(RECORDS TO USE)
———

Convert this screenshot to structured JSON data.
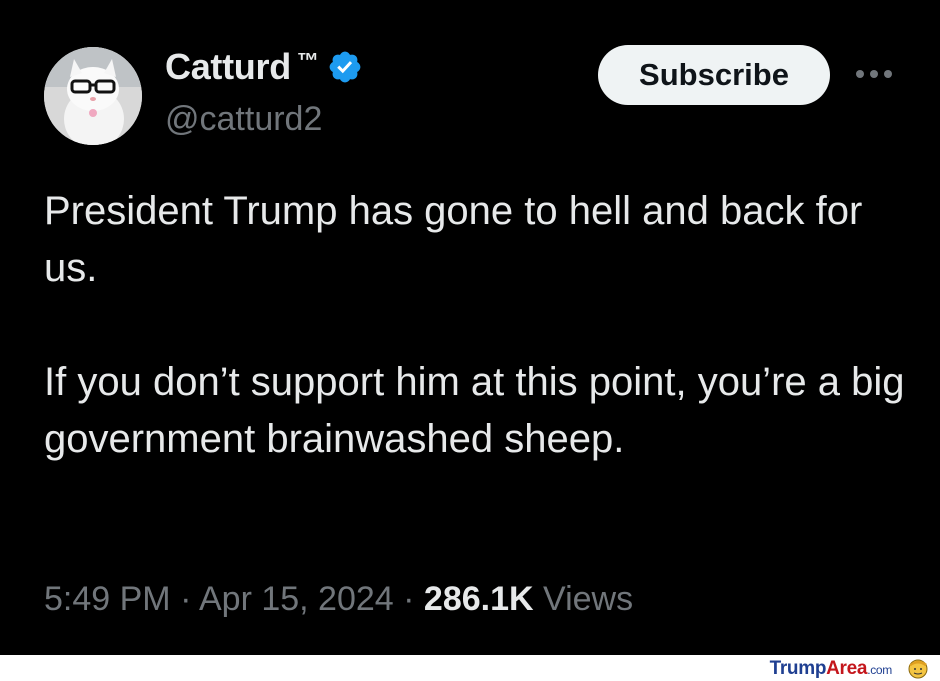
{
  "tweet": {
    "author": {
      "display_name": "Catturd",
      "trademark": "™",
      "handle": "@catturd2",
      "verified": true
    },
    "subscribe_label": "Subscribe",
    "paragraphs": [
      "President Trump has gone to hell and back for us.",
      "If you don’t support him at this point, you’re a big government brainwashed sheep."
    ],
    "time": "5:49 PM",
    "separator": "·",
    "date": "Apr 15, 2024",
    "views_count": "286.1K",
    "views_label": "Views"
  },
  "watermark": {
    "part1": "Trump",
    "part2": "Area",
    "part3": ".com"
  },
  "colors": {
    "background": "#000000",
    "primary_text": "#e7e9ea",
    "secondary_text": "#71767b",
    "verified_badge": "#1d9bf0",
    "button_bg": "#eff3f4"
  },
  "icons": {
    "verified": "verified-badge-icon",
    "more": "more-options-icon",
    "watermark": "trump-face-icon"
  }
}
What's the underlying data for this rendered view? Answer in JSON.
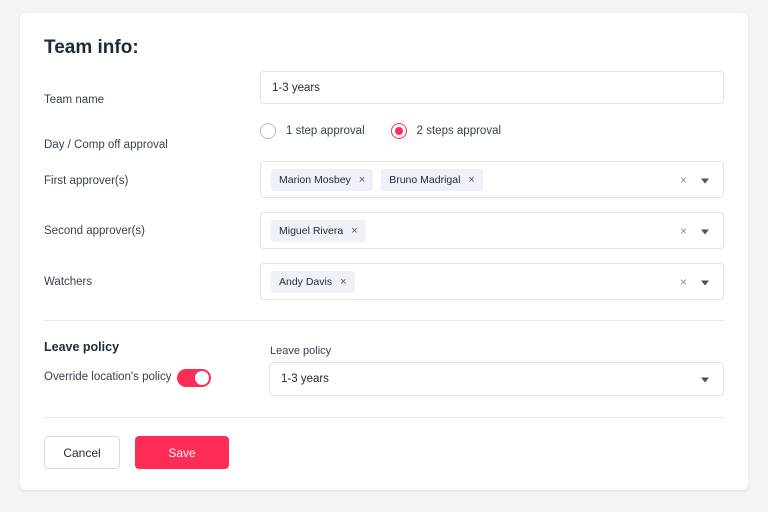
{
  "title": "Team info:",
  "team_name": {
    "label": "Team name",
    "value": "1-3 years"
  },
  "approval": {
    "label": "Day / Comp off approval",
    "options": [
      {
        "label": "1 step approval",
        "checked": false
      },
      {
        "label": "2 steps approval",
        "checked": true
      }
    ]
  },
  "first_approvers": {
    "label": "First approver(s)",
    "chips": [
      "Marion Mosbey",
      "Bruno Madrigal"
    ]
  },
  "second_approvers": {
    "label": "Second approver(s)",
    "chips": [
      "Miguel Rivera"
    ]
  },
  "watchers": {
    "label": "Watchers",
    "chips": [
      "Andy Davis"
    ]
  },
  "icons": {
    "chip_remove": "×",
    "clear": "×"
  },
  "leave_policy": {
    "section_title": "Leave policy",
    "override_label": "Override location's policy",
    "override_enabled": true,
    "select_label": "Leave policy",
    "select_value": "1-3 years"
  },
  "buttons": {
    "cancel": "Cancel",
    "save": "Save"
  },
  "colors": {
    "accent": "#ff2d55",
    "chip_bg": "#eef1f7",
    "border": "#dfe3e8"
  }
}
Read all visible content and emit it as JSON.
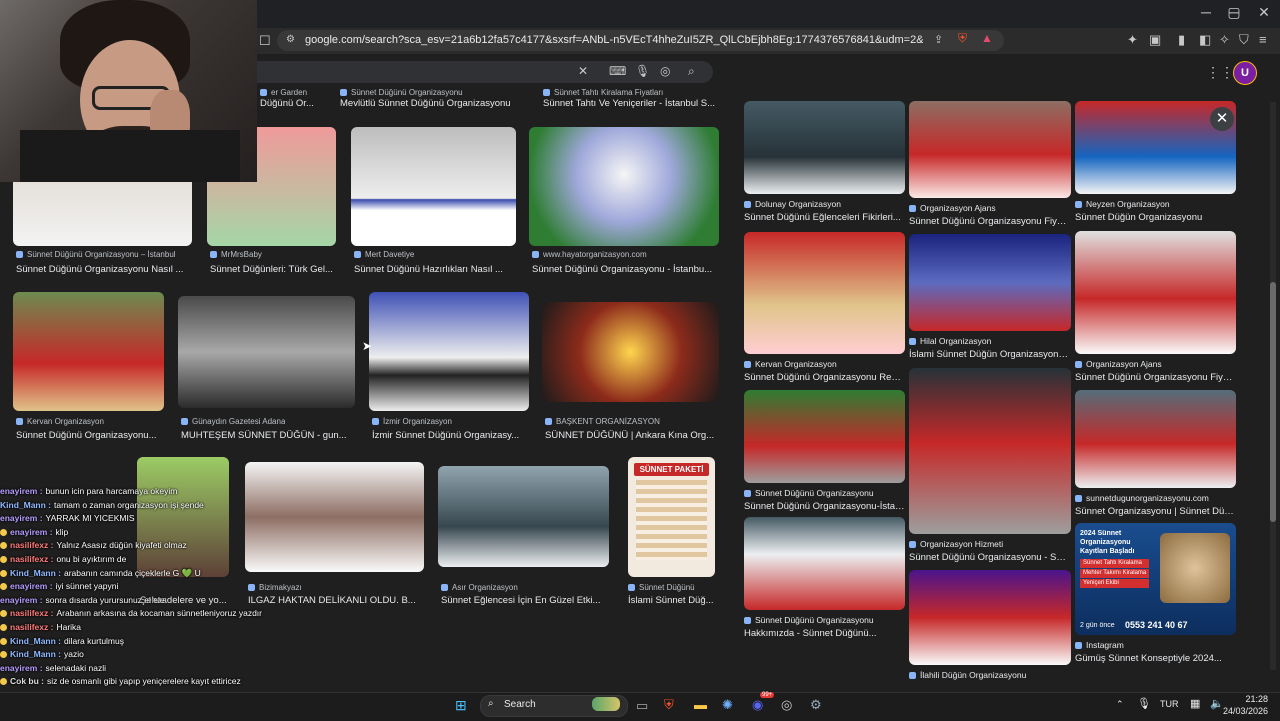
{
  "browser": {
    "url": "google.com/search?sca_esv=21a6b12fa57c4177&sxsrf=ANbL-n5VEcT4hheZuI5ZR_QlLCbEjbh8Eg:1774376576841&udm=2&fbs=ADc_l-av7Nuy-pkYB...",
    "profile_initial": "U"
  },
  "results_left": [
    {
      "source": "er Garden",
      "title": "Düğünü Or..."
    },
    {
      "source": "Sünnet Düğünü Organizasyonu",
      "title": "Mevlütlü Sünnet Düğünü Organizasyonu"
    },
    {
      "source": "Sünnet Tahtı Kiralama Fiyatları",
      "title": "Sünnet Tahtı Ve Yeniçeriler - İstanbul S..."
    },
    {
      "source": "Sünnet Düğünü Organizasyonu – İstanbul",
      "title": "Sünnet Düğünü Organizasyonu Nasıl ..."
    },
    {
      "source": "MrMrsBaby",
      "title": "Sünnet Düğünleri: Türk Gel..."
    },
    {
      "source": "Mert Davetiye",
      "title": "Sünnet Düğünü Hazırlıkları Nasıl ..."
    },
    {
      "source": "www.hayatorganizasyon.com",
      "title": "Sünnet Düğünü Organizasyonu - İstanbu..."
    },
    {
      "source": "Kervan Organizasyon",
      "title": "Sünnet Düğünü Organizasyonu..."
    },
    {
      "source": "Günaydın Gazetesi Adana",
      "title": "MUHTEŞEM SÜNNET DÜĞÜN - gun..."
    },
    {
      "source": "İzmir Organizasyon",
      "title": "İzmir Sünnet Düğünü Organizasy..."
    },
    {
      "source": "BAŞKENT ORGANİZASYON",
      "title": "SÜNNET DÜĞÜNÜ | Ankara Kına Org..."
    },
    {
      "source": "",
      "title": "Şehzadelere ve yo..."
    },
    {
      "source": "Bizimakyazı",
      "title": "ILGAZ HAKTAN DELİKANLI OLDU. B..."
    },
    {
      "source": "Asır Organizasyon",
      "title": "Sünnet Eğlencesi İçin En Güzel Etki..."
    },
    {
      "source": "Sünnet Düğünü",
      "title": "İslami Sünnet Düğ..."
    }
  ],
  "results_right": [
    {
      "source": "Dolunay Organizasyon",
      "title": "Sünnet Düğünü Eğlenceleri Fikirleri..."
    },
    {
      "source": "Organizasyon Ajans",
      "title": "Sünnet Düğünü Organizasyonu Fiyatları..."
    },
    {
      "source": "Neyzen Organizasyon",
      "title": "Sünnet Düğün Organizasyonu"
    },
    {
      "source": "Kervan Organizasyon",
      "title": "Sünnet Düğünü Organizasyonu Resimle..."
    },
    {
      "source": "Hilal Organizasyon",
      "title": "İslami Sünnet Düğün Organizasyonu -..."
    },
    {
      "source": "Organizasyon Ajans",
      "title": "Sünnet Düğünü Organizasyonu Fiyatları..."
    },
    {
      "source": "Sünnet Düğünü Organizasyonu",
      "title": "Sünnet Düğünü Organizasyonu-İstanbu..."
    },
    {
      "source": "sunnetdugunorganizasyonu.com",
      "title": "Sünnet Organizasyonu | Sünnet Düğünü..."
    },
    {
      "source": "Organizasyon Hizmeti",
      "title": "Sünnet Düğünü Organizasyonu - Sünne..."
    },
    {
      "source": "Sünnet Düğünü Organizasyonu",
      "title": "Hakkımızda - Sünnet Düğünü..."
    },
    {
      "source": "Instagram",
      "title": "Gümüş Sünnet Konseptiyle 2024..."
    },
    {
      "source": "İlahili Düğün Organizasyonu",
      "title": ""
    }
  ],
  "ad": {
    "badge": "2 gün önce",
    "phone": "0553 241 40 67",
    "header": "2024 Sünnet Organizasyonu Kayıtları Başladı",
    "lines": [
      "Sünnet Tahtı Kiralama",
      "Mehter Takımı Kiralama",
      "Yeniçeri Ekibi"
    ]
  },
  "paket_tile": "SÜNNET PAKETİ",
  "chat": [
    {
      "user": "enayirem",
      "msg": "bunun icin para harcamaya okeyim",
      "color": "#b59cff",
      "badge": false
    },
    {
      "user": "Kind_Mann",
      "msg": "tamam o zaman organizasyon işi şende",
      "color": "#8fb8ff",
      "badge": false
    },
    {
      "user": "enayirem",
      "msg": "YARRAK MI YICEKMIS",
      "color": "#b59cff",
      "badge": false
    },
    {
      "user": "enayirem",
      "msg": "klip",
      "color": "#b59cff",
      "badge": true
    },
    {
      "user": "nasilifexz",
      "msg": "Yalnız Asasız düğün kiyafeti olmaz",
      "color": "#ff7a7a",
      "badge": true
    },
    {
      "user": "nasilifexz",
      "msg": "onu bi ayıktırım de",
      "color": "#ff7a7a",
      "badge": true
    },
    {
      "user": "Kind_Mann",
      "msg": "arabanın camında çiçeklerle G 💚 U",
      "color": "#8fb8ff",
      "badge": true
    },
    {
      "user": "enayirem",
      "msg": "iyi sünnet yapyni",
      "color": "#b59cff",
      "badge": true
    },
    {
      "user": "enayirem",
      "msg": "sonra dısarda yurursunuz el ele",
      "color": "#b59cff",
      "badge": false
    },
    {
      "user": "nasilifexz",
      "msg": "Arabanın arkasına da kocaman sünnetleniyoruz yazdır",
      "color": "#ff7a7a",
      "badge": true
    },
    {
      "user": "nasilifexz",
      "msg": "Harika",
      "color": "#ff7a7a",
      "badge": true
    },
    {
      "user": "Kind_Mann",
      "msg": "dilara kurtulmuş",
      "color": "#8fb8ff",
      "badge": true
    },
    {
      "user": "Kind_Mann",
      "msg": "yazio",
      "color": "#8fb8ff",
      "badge": true
    },
    {
      "user": "enayirem",
      "msg": "selenadaki nazli",
      "color": "#b59cff",
      "badge": false
    },
    {
      "user": "Cok bu",
      "msg": "siz de osmanlı gibi yapıp yeniçerelere kayıt ettiricez",
      "color": "#dddddd",
      "badge": true
    }
  ],
  "taskbar": {
    "search": "Search",
    "lang": "TUR",
    "time": "21:28",
    "date": "24/03/2026",
    "notif_count": "99+"
  }
}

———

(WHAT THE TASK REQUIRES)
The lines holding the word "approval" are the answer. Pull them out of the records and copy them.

(EXERCISE RESULT)
  "approval": {
    "label": "Day / Comp off approval",
        "label": "1 step approval",
        "label": "2 steps approval",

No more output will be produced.